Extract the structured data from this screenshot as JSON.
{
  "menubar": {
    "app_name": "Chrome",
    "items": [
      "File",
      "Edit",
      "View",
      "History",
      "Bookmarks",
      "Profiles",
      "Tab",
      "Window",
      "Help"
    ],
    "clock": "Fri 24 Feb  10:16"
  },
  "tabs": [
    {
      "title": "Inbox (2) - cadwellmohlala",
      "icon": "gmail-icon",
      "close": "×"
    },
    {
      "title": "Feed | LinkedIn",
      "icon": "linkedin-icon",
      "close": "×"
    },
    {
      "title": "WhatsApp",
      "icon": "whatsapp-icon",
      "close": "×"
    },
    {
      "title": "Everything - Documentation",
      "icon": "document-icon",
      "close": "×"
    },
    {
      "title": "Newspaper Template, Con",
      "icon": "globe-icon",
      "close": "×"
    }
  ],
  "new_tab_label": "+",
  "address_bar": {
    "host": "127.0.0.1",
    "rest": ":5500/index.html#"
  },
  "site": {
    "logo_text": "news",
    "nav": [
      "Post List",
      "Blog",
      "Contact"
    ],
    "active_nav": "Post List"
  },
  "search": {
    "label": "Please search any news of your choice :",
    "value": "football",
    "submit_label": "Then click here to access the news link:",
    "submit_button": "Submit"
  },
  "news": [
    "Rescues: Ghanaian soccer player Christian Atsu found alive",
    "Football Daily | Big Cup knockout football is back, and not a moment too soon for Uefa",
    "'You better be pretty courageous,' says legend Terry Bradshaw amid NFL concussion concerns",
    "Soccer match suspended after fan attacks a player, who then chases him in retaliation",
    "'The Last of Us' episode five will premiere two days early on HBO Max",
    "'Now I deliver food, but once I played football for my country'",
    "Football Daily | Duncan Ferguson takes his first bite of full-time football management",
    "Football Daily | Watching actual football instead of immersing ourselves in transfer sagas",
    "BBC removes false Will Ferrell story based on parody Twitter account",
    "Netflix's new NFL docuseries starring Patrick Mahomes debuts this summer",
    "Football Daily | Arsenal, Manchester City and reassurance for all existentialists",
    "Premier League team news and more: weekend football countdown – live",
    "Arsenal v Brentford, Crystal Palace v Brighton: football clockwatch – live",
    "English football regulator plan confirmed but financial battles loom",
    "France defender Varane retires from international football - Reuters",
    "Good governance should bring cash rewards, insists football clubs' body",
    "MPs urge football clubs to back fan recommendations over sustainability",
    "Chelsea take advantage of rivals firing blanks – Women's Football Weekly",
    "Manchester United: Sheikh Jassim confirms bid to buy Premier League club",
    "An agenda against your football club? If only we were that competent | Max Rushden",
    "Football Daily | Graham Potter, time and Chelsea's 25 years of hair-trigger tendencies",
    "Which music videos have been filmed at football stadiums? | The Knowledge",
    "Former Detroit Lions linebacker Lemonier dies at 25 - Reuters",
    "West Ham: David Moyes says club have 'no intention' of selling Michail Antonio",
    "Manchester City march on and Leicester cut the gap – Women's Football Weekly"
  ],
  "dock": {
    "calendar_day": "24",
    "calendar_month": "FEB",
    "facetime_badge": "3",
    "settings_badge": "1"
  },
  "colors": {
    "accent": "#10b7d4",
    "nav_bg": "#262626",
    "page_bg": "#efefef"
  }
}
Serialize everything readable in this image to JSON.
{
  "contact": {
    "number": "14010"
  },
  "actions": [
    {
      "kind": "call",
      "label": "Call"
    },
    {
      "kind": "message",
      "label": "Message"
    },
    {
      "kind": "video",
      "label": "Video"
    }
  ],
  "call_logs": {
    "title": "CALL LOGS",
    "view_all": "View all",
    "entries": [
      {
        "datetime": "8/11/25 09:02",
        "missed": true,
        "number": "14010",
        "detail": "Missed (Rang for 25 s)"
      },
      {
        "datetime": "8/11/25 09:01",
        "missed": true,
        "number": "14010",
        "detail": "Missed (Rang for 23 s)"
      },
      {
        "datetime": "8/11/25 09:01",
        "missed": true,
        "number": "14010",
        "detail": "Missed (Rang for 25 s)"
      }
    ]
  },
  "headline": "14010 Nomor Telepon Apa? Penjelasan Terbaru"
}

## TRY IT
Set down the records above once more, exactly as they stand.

## YOUR RESPONSE
Extract the structured data from this screenshot as JSON.
{
  "menubar": {
    "app_name": "Chrome",
    "items": [
      "File",
      "Edit",
      "View",
      "History",
      "Bookmarks",
      "Profiles",
      "Tab",
      "Window",
      "Help"
    ],
    "clock": "Fri 24 Feb  10:16"
  },
  "tabs": [
    {
      "title": "Inbox (2) - cadwellmohlala",
      "icon": "gmail-icon",
      "close": "×"
    },
    {
      "title": "Feed | LinkedIn",
      "icon": "linkedin-icon",
      "close": "×"
    },
    {
      "title": "WhatsApp",
      "icon": "whatsapp-icon",
      "close": "×"
    },
    {
      "title": "Everything - Documentation",
      "icon": "document-icon",
      "close": "×"
    },
    {
      "title": "Newspaper Template, Con",
      "icon": "globe-icon",
      "close": "×"
    }
  ],
  "new_tab_label": "+",
  "address_bar": {
    "host": "127.0.0.1",
    "rest": ":5500/index.html#"
  },
  "site": {
    "logo_text": "news",
    "nav": [
      "Post List",
      "Blog",
      "Contact"
    ],
    "active_nav": "Post List"
  },
  "search": {
    "label": "Please search any news of your choice :",
    "value": "football",
    "submit_label": "Then click here to access the news link:",
    "submit_button": "Submit"
  },
  "news": [
    "Rescues: Ghanaian soccer player Christian Atsu found alive",
    "Football Daily | Big Cup knockout football is back, and not a moment too soon for Uefa",
    "'You better be pretty courageous,' says legend Terry Bradshaw amid NFL concussion concerns",
    "Soccer match suspended after fan attacks a player, who then chases him in retaliation",
    "'The Last of Us' episode five will premiere two days early on HBO Max",
    "'Now I deliver food, but once I played football for my country'",
    "Football Daily | Duncan Ferguson takes his first bite of full-time football management",
    "Football Daily | Watching actual football instead of immersing ourselves in transfer sagas",
    "BBC removes false Will Ferrell story based on parody Twitter account",
    "Netflix's new NFL docuseries starring Patrick Mahomes debuts this summer",
    "Football Daily | Arsenal, Manchester City and reassurance for all existentialists",
    "Premier League team news and more: weekend football countdown – live",
    "Arsenal v Brentford, Crystal Palace v Brighton: football clockwatch – live",
    "English football regulator plan confirmed but financial battles loom",
    "France defender Varane retires from international football - Reuters",
    "Good governance should bring cash rewards, insists football clubs' body",
    "MPs urge football clubs to back fan recommendations over sustainability",
    "Chelsea take advantage of rivals firing blanks – Women's Football Weekly",
    "Manchester United: Sheikh Jassim confirms bid to buy Premier League club",
    "An agenda against your football club? If only we were that competent | Max Rushden",
    "Football Daily | Graham Potter, time and Chelsea's 25 years of hair-trigger tendencies",
    "Which music videos have been filmed at football stadiums? | The Knowledge",
    "Former Detroit Lions linebacker Lemonier dies at 25 - Reuters",
    "West Ham: David Moyes says club have 'no intention' of selling Michail Antonio",
    "Manchester City march on and Leicester cut the gap – Women's Football Weekly"
  ],
  "dock": {
    "calendar_day": "24",
    "calendar_month": "FEB",
    "facetime_badge": "3",
    "settings_badge": "1"
  },
  "colors": {
    "accent": "#10b7d4",
    "nav_bg": "#262626",
    "page_bg": "#efefef"
  }
}
Serialize everything readable in this image to JSON.
{
  "contact": {
    "number": "14010"
  },
  "actions": [
    {
      "kind": "call",
      "label": "Call"
    },
    {
      "kind": "message",
      "label": "Message"
    },
    {
      "kind": "video",
      "label": "Video"
    }
  ],
  "call_logs": {
    "title": "CALL LOGS",
    "view_all": "View all",
    "entries": [
      {
        "datetime": "8/11/25 09:02",
        "missed": true,
        "number": "14010",
        "detail": "Missed (Rang for 25 s)"
      },
      {
        "datetime": "8/11/25 09:01",
        "missed": true,
        "number": "14010",
        "detail": "Missed (Rang for 23 s)"
      },
      {
        "datetime": "8/11/25 09:01",
        "missed": true,
        "number": "14010",
        "detail": "Missed (Rang for 25 s)"
      }
    ]
  },
  "headline": "14010 Nomor Telepon Apa? Penjelasan Terbaru"
}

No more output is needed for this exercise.